Computers and Electronics in Agriculture, Volume 70, Issue 1, January 2010, Pages 172-186
M. Shahadat Hossainand Nani Gopal Das
“Site selection is a key factor in any aquaculture operation, affecting both success and sustainability as well as solving conflicts between different activities and making rational use of the land. The study was conducted to identify appropriate site for the farming of giant prawn, Macrobrachium rosenbergii, in Companigonj of Noakhali, Bangladesh using previous termGISnext term-based multi-criteria evaluation taking 20 base layers of water quality, soil characteristics and infrastructure facilities. ASTER image and thematic layers were analyzed using ENVI and ArcView capabilities to develop a series of previous GIS models and prioritize the most suitable areas for prawn farming. The model output clearly indicates the location and extent of prawn farming area in different suitability scales, i.e., most suitable 11,999 ha (52%), moderately suitable 10,219 ha (45%) and not suitable 781 ha (3%) which was consistent with field verification data. The compactness of vast flood-free derelict lands with suitable water and soil quality as well as infrastructure facilities would be an appropriate option for prawn farming to diversify the economic activities of local communities.”

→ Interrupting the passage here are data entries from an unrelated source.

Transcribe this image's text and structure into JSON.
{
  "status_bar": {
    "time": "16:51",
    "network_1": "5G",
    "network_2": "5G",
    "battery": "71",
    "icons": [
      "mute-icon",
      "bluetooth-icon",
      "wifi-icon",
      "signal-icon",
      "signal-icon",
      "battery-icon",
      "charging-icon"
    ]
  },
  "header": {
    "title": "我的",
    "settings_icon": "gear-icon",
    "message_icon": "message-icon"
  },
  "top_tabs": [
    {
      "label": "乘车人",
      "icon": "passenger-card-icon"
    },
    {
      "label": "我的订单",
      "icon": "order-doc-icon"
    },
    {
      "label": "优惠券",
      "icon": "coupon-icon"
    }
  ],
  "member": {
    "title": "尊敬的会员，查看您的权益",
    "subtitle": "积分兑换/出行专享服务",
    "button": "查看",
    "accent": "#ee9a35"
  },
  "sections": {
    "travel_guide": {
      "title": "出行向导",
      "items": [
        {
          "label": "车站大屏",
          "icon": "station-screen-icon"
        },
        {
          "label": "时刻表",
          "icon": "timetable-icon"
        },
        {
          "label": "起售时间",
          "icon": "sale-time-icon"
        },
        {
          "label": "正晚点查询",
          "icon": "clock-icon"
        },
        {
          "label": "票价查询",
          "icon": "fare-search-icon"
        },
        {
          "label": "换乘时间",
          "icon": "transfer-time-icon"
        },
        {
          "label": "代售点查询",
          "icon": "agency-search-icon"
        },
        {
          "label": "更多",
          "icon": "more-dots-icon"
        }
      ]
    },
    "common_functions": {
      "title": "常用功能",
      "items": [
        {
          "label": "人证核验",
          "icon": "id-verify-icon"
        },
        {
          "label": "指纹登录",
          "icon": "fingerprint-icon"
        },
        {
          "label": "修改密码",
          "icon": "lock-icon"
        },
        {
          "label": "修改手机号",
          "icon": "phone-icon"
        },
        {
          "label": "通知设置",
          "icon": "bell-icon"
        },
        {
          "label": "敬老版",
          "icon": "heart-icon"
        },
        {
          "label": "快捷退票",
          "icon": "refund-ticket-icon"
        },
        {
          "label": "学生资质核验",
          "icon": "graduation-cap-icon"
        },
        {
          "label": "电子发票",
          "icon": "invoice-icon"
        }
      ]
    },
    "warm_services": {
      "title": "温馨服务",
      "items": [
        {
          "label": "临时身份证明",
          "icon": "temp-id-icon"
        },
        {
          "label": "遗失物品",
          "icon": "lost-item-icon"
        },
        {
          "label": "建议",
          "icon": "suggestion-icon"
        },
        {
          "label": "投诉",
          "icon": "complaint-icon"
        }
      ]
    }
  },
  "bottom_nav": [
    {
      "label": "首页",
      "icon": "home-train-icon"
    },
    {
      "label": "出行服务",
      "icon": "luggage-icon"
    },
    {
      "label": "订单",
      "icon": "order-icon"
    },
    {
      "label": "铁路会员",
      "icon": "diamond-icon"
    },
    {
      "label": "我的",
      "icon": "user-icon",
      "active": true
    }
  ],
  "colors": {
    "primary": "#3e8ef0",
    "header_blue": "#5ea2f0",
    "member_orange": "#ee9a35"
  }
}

Proceedings of the National Academy of Sciences, published ahead of print December 27, 2010
Nick A. Drake, Roger M. Blench, Simon J. Armitage, Charlie S. Bristow, and Kevin H. White
“Evidence increasingly suggests that sub-Saharan Africa is at the center of human evolution and understanding routes of dispersal “out of Africa” is thus becoming increasingly important. The Sahara Desert is considered by many to be an obstacle to these dispersals and a Nile corridor route has been proposed to cross it. Here we provide evidence that the Sahara was not an effective barrier and indicate how both animals and humans populated it during past humid phases. Analysis of the zoogeography of the Sahara shows that more animals crossed via this route than used the Nile corridor. Furthermore, many of these species are aquatic. This dispersal was possible because during the Holocene humid period the region contained a series of linked lakes, rivers, and inland deltas comprising a large interlinked waterway, channeling water and animals into and across the Sahara, thus facilitating these dispersals. This system was last active in the early Holocene when many species appear to have occupied the entire Sahara. However, species that require deep water did not reach northern regions because of weak hydrological connections. Human dispersals were influenced by this distribution; Nilo-Saharan speakers hunting aquatic fauna with barbed bone points occupied the southern Sahara, while people hunting Savannah fauna with the bow and arrow spread southward. The dating of lacustrine sediments show that the “green Sahara” also existed during the last interglacial (∼125 ka) and provided green corridors that could have formed dispersal routes at a likely time for the migration of modern humans out of Africa.”